### What this task involves
Please find all lines containing "value" in the listing below and copy them.

### Source material

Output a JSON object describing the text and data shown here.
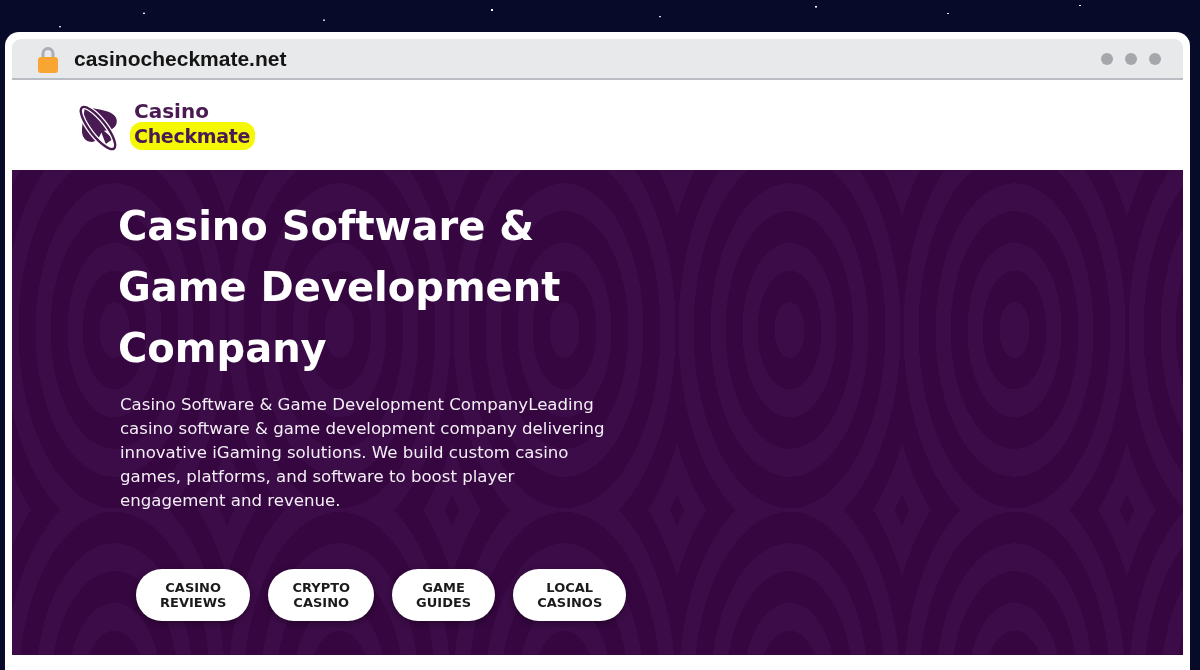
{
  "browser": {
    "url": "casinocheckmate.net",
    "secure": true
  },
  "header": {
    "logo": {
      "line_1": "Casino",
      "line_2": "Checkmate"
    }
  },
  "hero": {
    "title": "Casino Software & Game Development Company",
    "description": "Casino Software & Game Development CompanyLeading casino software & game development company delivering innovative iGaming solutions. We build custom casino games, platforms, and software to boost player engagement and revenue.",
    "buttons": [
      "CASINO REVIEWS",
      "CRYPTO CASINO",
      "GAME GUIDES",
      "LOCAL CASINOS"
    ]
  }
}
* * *
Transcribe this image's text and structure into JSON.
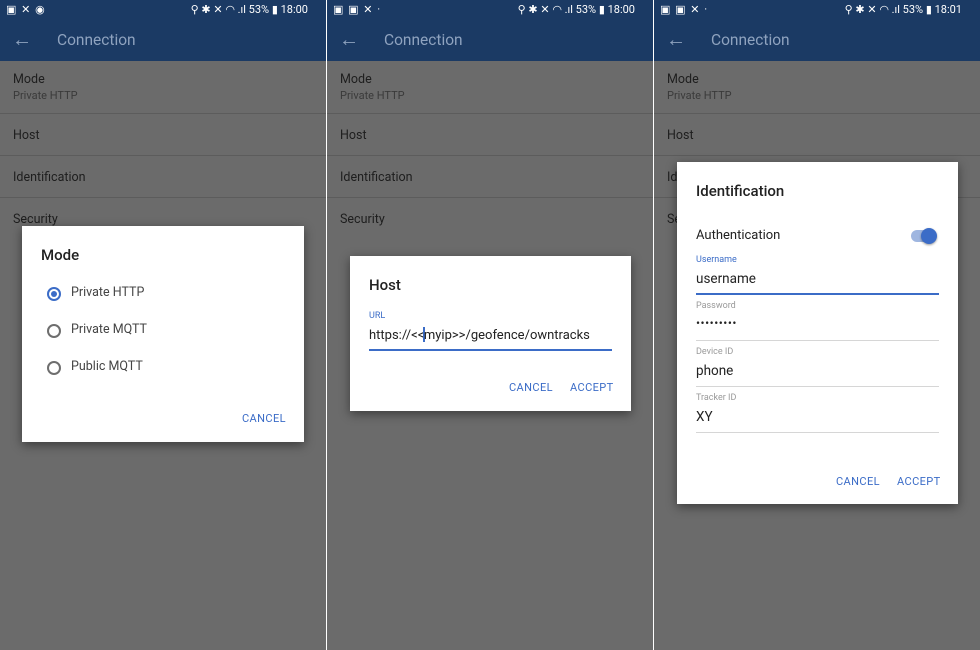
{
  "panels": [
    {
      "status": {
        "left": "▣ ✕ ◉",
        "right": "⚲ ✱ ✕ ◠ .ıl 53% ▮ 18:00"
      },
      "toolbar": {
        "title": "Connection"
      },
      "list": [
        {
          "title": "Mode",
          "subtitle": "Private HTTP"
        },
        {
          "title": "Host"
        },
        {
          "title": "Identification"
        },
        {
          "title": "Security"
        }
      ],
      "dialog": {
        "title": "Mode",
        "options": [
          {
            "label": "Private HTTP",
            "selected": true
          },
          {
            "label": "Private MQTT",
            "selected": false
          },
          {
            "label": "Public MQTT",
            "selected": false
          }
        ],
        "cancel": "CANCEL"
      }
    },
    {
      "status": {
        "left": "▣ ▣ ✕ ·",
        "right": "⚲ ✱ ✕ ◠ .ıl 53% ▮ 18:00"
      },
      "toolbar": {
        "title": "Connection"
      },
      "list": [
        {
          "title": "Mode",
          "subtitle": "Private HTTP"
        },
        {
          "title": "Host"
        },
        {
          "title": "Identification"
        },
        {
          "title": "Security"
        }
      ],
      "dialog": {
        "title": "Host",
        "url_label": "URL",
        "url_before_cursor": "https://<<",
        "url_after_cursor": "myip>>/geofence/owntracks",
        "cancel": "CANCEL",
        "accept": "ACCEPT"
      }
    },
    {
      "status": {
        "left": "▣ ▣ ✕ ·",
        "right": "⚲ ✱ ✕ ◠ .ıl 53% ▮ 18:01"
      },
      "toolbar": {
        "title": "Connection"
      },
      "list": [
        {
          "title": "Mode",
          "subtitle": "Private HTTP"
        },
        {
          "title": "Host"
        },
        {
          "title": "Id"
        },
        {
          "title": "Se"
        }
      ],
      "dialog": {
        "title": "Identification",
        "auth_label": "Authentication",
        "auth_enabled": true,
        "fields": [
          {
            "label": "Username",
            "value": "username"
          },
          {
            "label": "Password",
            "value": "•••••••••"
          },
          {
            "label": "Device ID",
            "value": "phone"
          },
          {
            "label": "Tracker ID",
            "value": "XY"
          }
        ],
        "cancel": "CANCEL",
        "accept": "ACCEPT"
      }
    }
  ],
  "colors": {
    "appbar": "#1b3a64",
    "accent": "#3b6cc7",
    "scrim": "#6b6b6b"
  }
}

### Answer section
            "value": "username"
            "value": "•••••••••"
            "value": "phone"
            "value": "XY"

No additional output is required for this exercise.